Help, 911! (from Justin Jones)
One of my regular clients sent me an email with the subject line "911 - Computer is Broken." The rest of his email explained that an online service they were using for storing inventory wasn't working, and that it was critical that it work.
Now I've known this client to be a bit over-exaggerating, but I called him immediately to see if I could help. He explained that he was clicking a "spinning fox" button on his desktop and that there were twelve tabs up top that were all loading. No matter what tab he clicked on, the online inventory page wouldn't load.
While I was on the phone, he closed the window again and double-clicked the shortcut again. Now, there were now thirteen tabs. I asked him how he was closing the window, and he responded that he would "hit the X in the top right, then hit ENTER when some window would pop-up."
I had him click the "X" again and then read me the window. "It says something about saving my tabs," he responded. "Oh, I guess I shouldn't save them, eh?" After not saving all of his tabs, the inventory system loaded up just fine.
How to Lock a Computer (from Jessica)
I received the following support email a few days ago...
From: B---- C----------- Sent: Friday, March 06, 2009 10:28 AM To: Jessica -------- Subject: Lock Computer Is there someway that I can lock my computer without going into the Control Panel and setting the time? Since I have access to some confidential data and I have someone coming out here 3 times a day to cover for me; it would be good if I could just click on one thing and it would lock instantly. As it is now, I have to set the screen saver to 1 minute and wait for it to pass and then lock up, before I leave my desk with someone else.
Our users' ingenuity never ceases to amaze me.
Broken/Deliberately Destroyed (from Jeffrey Vikeon)
Freshly minted out of college, I had the good fortune of getting an entry level help-desk position at a large company.

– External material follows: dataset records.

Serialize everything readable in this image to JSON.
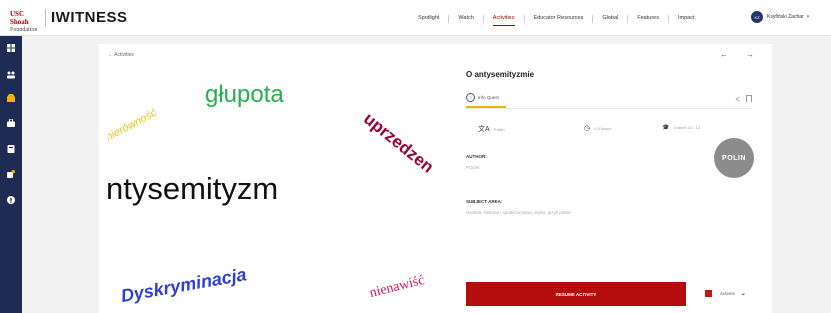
{
  "header": {
    "logo": {
      "line1": "USC Shoah",
      "line2": "Foundation",
      "wordmark": "IWITNESS"
    },
    "nav": [
      {
        "label": "Spotlight",
        "active": false
      },
      {
        "label": "Watch",
        "active": false
      },
      {
        "label": "Activities",
        "active": true
      },
      {
        "label": "Educator Resources",
        "active": false
      },
      {
        "label": "Global",
        "active": false
      },
      {
        "label": "Features",
        "active": false
      },
      {
        "label": "Impact",
        "active": false
      }
    ],
    "user": {
      "initials": "KZ",
      "name": "Ksyfiński Zachar",
      "caret": "▾"
    }
  },
  "sidebar": {
    "icons": [
      "dashboard-icon",
      "community-icon",
      "inbox-icon",
      "bag-icon",
      "archive-icon",
      "notifications-icon",
      "help-icon"
    ]
  },
  "breadcrumb": {
    "back_label": "Activities",
    "prev": "←",
    "next": "→"
  },
  "cover": {
    "words": {
      "glupota": "głupota",
      "uprzedzenia": "uprzedzen",
      "nierownosc": "nierówność",
      "antysemityzm": "ntysemityzm",
      "dyskryminacja": "Dyskryminacja",
      "nienawisc": "nienawiść"
    }
  },
  "activity": {
    "title": "O antysemityzmie",
    "tab": {
      "icon": "?",
      "label": "Info Quest"
    },
    "meta": [
      {
        "icon": "translate-icon",
        "glyph": "文A",
        "text": "Polish"
      },
      {
        "icon": "clock-icon",
        "glyph": "◷",
        "text": "1,5 Hours"
      },
      {
        "icon": "mortarboard-icon",
        "glyph": "🎓",
        "text": "Grades 10 - 12"
      }
    ],
    "author": {
      "heading": "AUTHOR:",
      "value": "POLIN"
    },
    "subject": {
      "heading": "SUBJECT AREA:",
      "value": "Historia, Historia i społeczeństwo, etyka, język polski"
    },
    "partner_logo": "POLIN",
    "resume_label": "RESUME ACTIVITY",
    "actions_label": "Actions",
    "actions_caret": "⌄"
  },
  "colors": {
    "sidebar": "#1e2b52",
    "accent": "#990000",
    "resume_button": "#b50d0d",
    "tab_underline": "#e8b50f"
  }
}
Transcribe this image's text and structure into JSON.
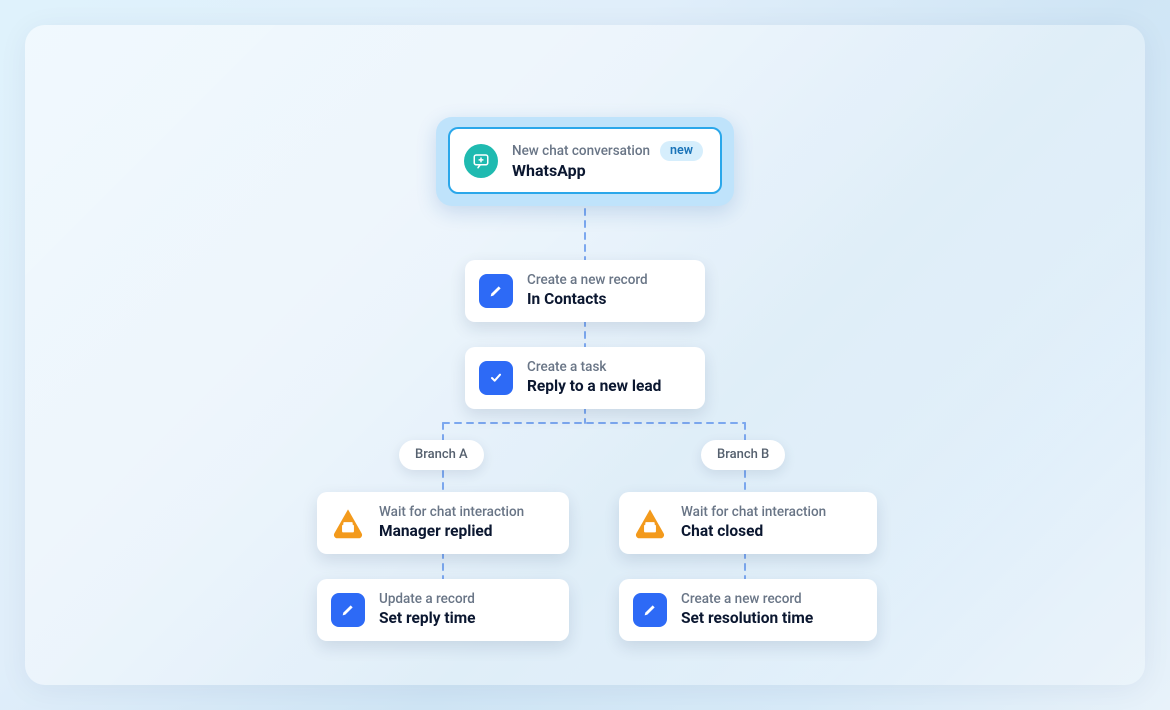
{
  "trigger": {
    "label": "New chat conversation",
    "badge": "new",
    "title": "WhatsApp",
    "icon_name": "chat-plus-icon"
  },
  "branches": {
    "a": {
      "label": "Branch A"
    },
    "b": {
      "label": "Branch B"
    }
  },
  "nodes": {
    "create_record": {
      "label": "Create a new record",
      "title": "In Contacts",
      "icon_name": "pencil-icon"
    },
    "create_task": {
      "label": "Create a task",
      "title": "Reply to a new lead",
      "icon_name": "check-icon"
    },
    "wait_manager_replied": {
      "label": "Wait for chat interaction",
      "title": "Manager replied",
      "icon_name": "wait-triangle-icon"
    },
    "update_reply_time": {
      "label": "Update a record",
      "title": "Set reply time",
      "icon_name": "pencil-icon"
    },
    "wait_chat_closed": {
      "label": "Wait for chat interaction",
      "title": "Chat closed",
      "icon_name": "wait-triangle-icon"
    },
    "create_resolution": {
      "label": "Create a new record",
      "title": "Set resolution time",
      "icon_name": "pencil-icon"
    }
  },
  "colors": {
    "connector": "#7ca8ef",
    "accent_blue": "#2d6af6",
    "accent_teal": "#1fbab0",
    "accent_orange": "#f39a1c",
    "trigger_outline": "#2aa7ea",
    "trigger_frame": "#bfe3fb",
    "badge_bg": "#d6eefc",
    "badge_text": "#1973b8"
  }
}
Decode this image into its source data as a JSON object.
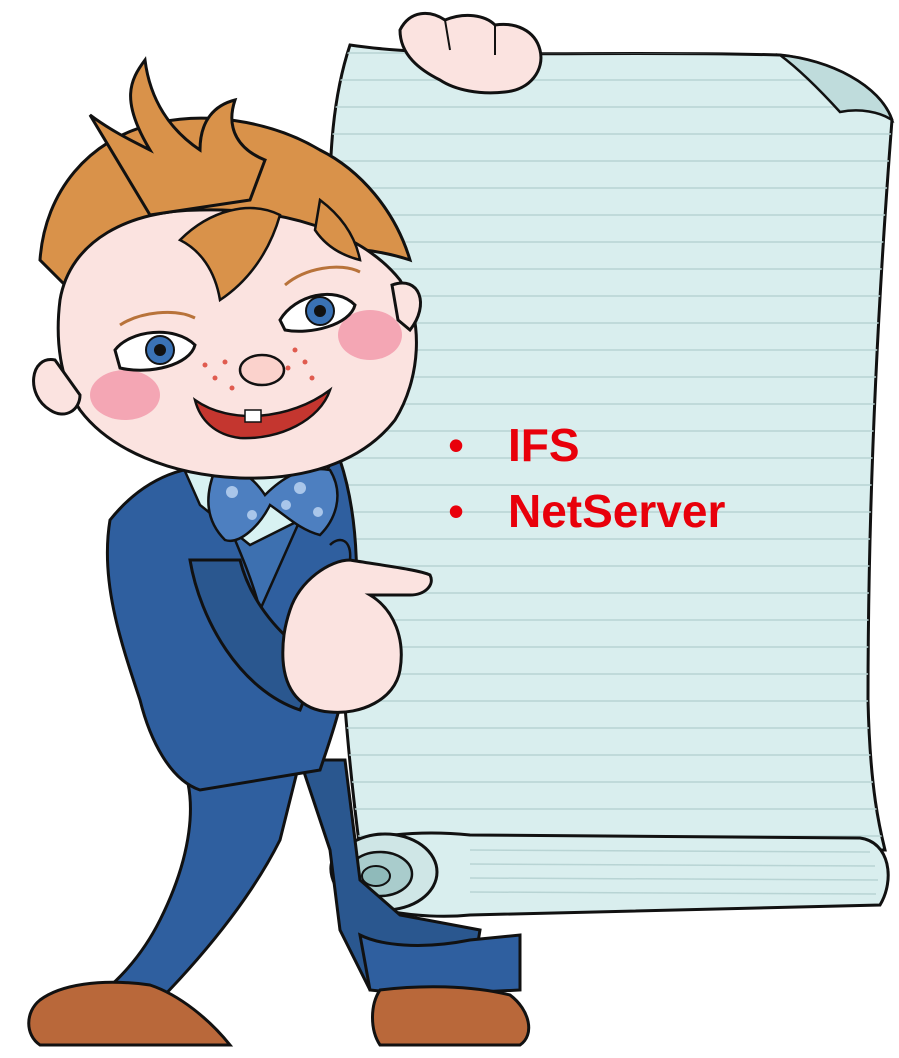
{
  "slide": {
    "bullets": [
      {
        "text": "IFS"
      },
      {
        "text": "NetServer"
      }
    ],
    "bullet_glyph": "•",
    "text_color": "#e8000b"
  },
  "illustration": {
    "icon": "boy-holding-scroll-illustration",
    "colors": {
      "scroll_paper": "#d9eeee",
      "scroll_lines": "#b8d4d4",
      "suit": "#2f5f9f",
      "hair": "#d9924a",
      "skin": "#fbe3e0",
      "bowtie": "#4d7fc0",
      "shoes": "#b9683a"
    }
  }
}
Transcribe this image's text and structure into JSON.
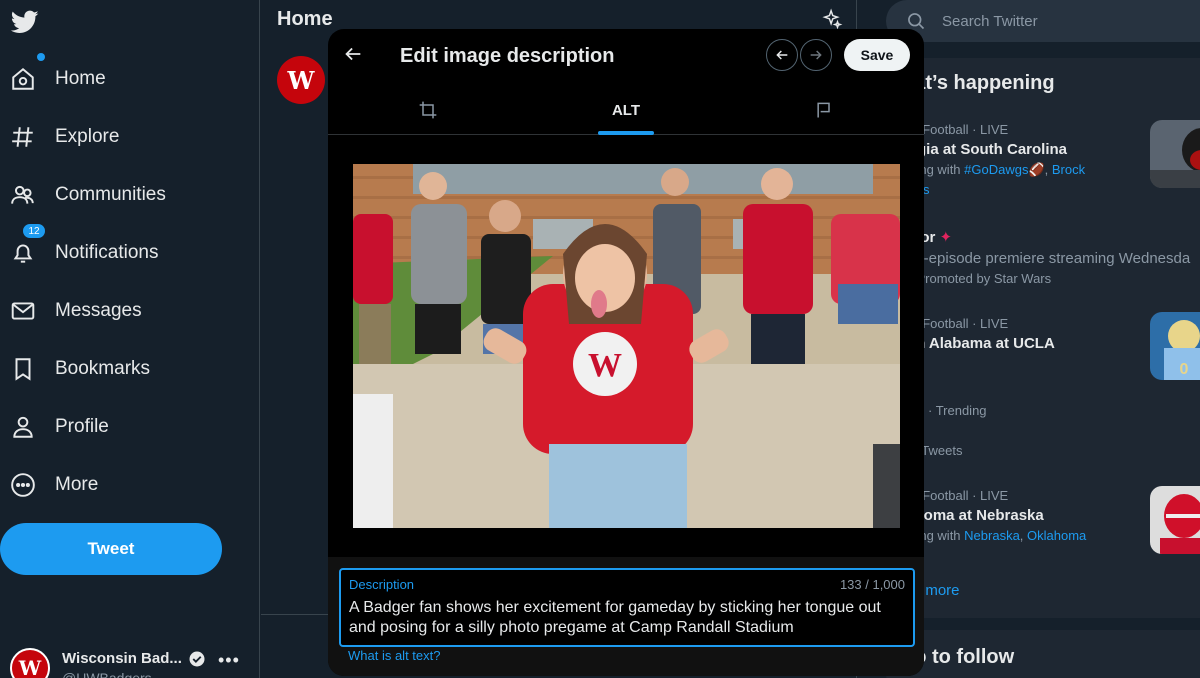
{
  "colors": {
    "background": "#15202b",
    "accent": "#1d9bf0",
    "modal": "#000000",
    "brand_red": "#c5050c"
  },
  "sidebar": {
    "logo_icon": "twitter-bird-icon",
    "items": [
      {
        "label": "Home",
        "icon": "home-icon"
      },
      {
        "label": "Explore",
        "icon": "hashtag-icon"
      },
      {
        "label": "Communities",
        "icon": "communities-icon"
      },
      {
        "label": "Notifications",
        "icon": "bell-icon",
        "badge": "12"
      },
      {
        "label": "Messages",
        "icon": "envelope-icon"
      },
      {
        "label": "Bookmarks",
        "icon": "bookmark-icon"
      },
      {
        "label": "Profile",
        "icon": "person-icon"
      },
      {
        "label": "More",
        "icon": "more-circle-icon"
      }
    ],
    "tweet_label": "Tweet",
    "account": {
      "name": "Wisconsin Bad...",
      "handle": "@UWBadgers",
      "avatar_text": "W"
    }
  },
  "center": {
    "title": "Home",
    "avatar_text": "W"
  },
  "right": {
    "search_placeholder": "Search Twitter",
    "trends_title": "hat’s happening",
    "trends": [
      {
        "meta": "AA Football · LIVE",
        "title": "orgia at South Carolina",
        "sub_prefix": "nding with ",
        "link1": "#GoDawgs",
        "link2": "Brock",
        "extra": "wers"
      },
      {
        "title": "ndor",
        "desc": "ree-episode premiere streaming Wednesda",
        "meta2": "Promoted by Star Wars"
      },
      {
        "meta": "AA Football · LIVE",
        "title": "uth Alabama at UCLA"
      },
      {
        "meta": "itics · Trending",
        "title": "etz",
        "sub": "3K Tweets"
      },
      {
        "meta": "AA Football · LIVE",
        "title": "lahoma at Nebraska",
        "sub_prefix": "nding with ",
        "link1": "Nebraska",
        "link2": "Oklahoma"
      }
    ],
    "show_more": "ow more",
    "follow_title": "ho to follow"
  },
  "modal": {
    "title": "Edit image description",
    "save_label": "Save",
    "tab_alt_label": "ALT",
    "description_label": "Description",
    "char_count": "133 / 1,000",
    "description_value": "A Badger fan shows her excitement for gameday by sticking her tongue out and posing for a silly photo pregame at Camp Randall Stadium",
    "alt_link": "What is alt text?"
  }
}
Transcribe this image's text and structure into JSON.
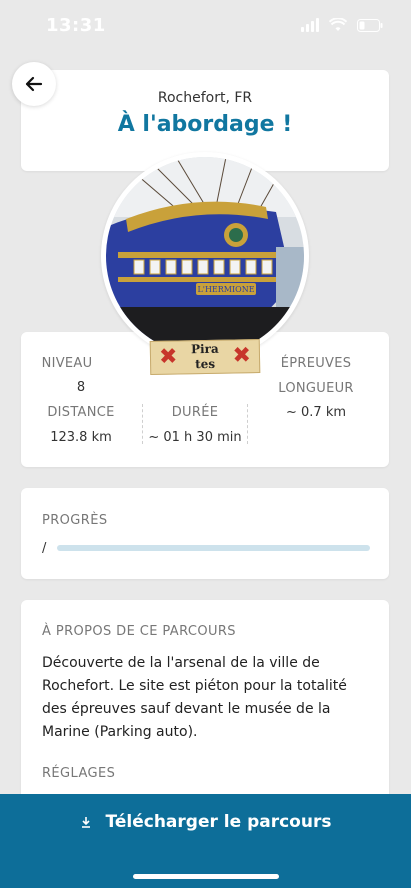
{
  "status": {
    "time": "13:31"
  },
  "header": {
    "location": "Rochefort, FR",
    "title": "À l'abordage !"
  },
  "badge": {
    "label_line1": "Pira",
    "label_line2": "tes",
    "mark": "✖"
  },
  "stats": {
    "niveau_label": "NIVEAU",
    "niveau_value": "8",
    "epreuves_label": "ÉPREUVES",
    "longueur_label": "LONGUEUR",
    "longueur_value": "~ 0.7 km",
    "distance_label": "DISTANCE",
    "distance_value": "123.8 km",
    "duree_label": "DURÉE",
    "duree_value": "~ 01 h 30 min"
  },
  "progress": {
    "title": "PROGRÈS",
    "slash": "/",
    "fraction": 0
  },
  "about": {
    "title": "À PROPOS DE CE PARCOURS",
    "text": "Découverte de la l'arsenal de la ville de Rochefort. Le site est piéton pour la totalité des épreuves sauf devant le musée de la Marine (Parking auto).",
    "settings_title": "RÉGLAGES"
  },
  "download": {
    "label": "Télécharger le parcours"
  },
  "colors": {
    "accent": "#1177a0",
    "bar": "#0d6e99",
    "track": "#cde2ec"
  }
}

One of my first calls was from Anna, a receptionist who wanted me to come down and look at her monitor. I walked to her office and, to my surprise, discovered that her monitor was perfectly fine. She, however, was suffering from a case of "monitor envy" as the person who sat across from her had a bigger one.
"I'm sorry I can't give you a new monitor," I informed her. "Well why not?" she snapped at me, "go and look at his monitor! It's at least a 19 inch and I want one like he has!"
"There is currently a spending freeze," I stated, "no new equipment can be purchased."
"I just talked to Debbi in accounting," she said, "and she got a brand new monitor just yesterday!"
"Debbi's monitor was broken and no longer worked; your monitor is fine. I am sorry, we can't help you," I said as I walked away from her desk.
Not fifteen minutes later, my manager stopped by my desk. "Anna just called me," he stated, "she said can't work right now because her monitor is broken."
"Really," I asked, "I was just down there, are you sure?"
"She sounded pretty sure it was broken," he replied, "please go downstairs and take look."
I walked down to Anna's desk and, lo and behold, she had a monitor that was not functioning.
"What a coincidence," I said, "you want a new monitor and yours just happens to break? Not that the large amount of water dripping out of the back would be any indication as to why it failed, how exactly did this happen?"
"I'm not sure," she smirked, "I was away from my desk and I came back to find it broken."
"Well, I will have to talk to my boss, he is the only one who can be buying new monitors" I said.
Not thirty seconds into the conversation with my boss, he got a phone call from Anna's manager, screaming up and down about his receptionist not being able to do any work. Anna's manager also reminded us that we are supposed to be supplying working equipment for them, not "cheap, defective crap" that we were "pawning off" on his staff.
As it turned out, Anna's manager had a lot more clout than my boss, so the end result was that Anna got a brand new monitor and we never got a satisfactory explanation as to why her old monitor suddenly sprang a leak. Oddly enough, her scanner, keyboard, and printer magically started springing leaks, too.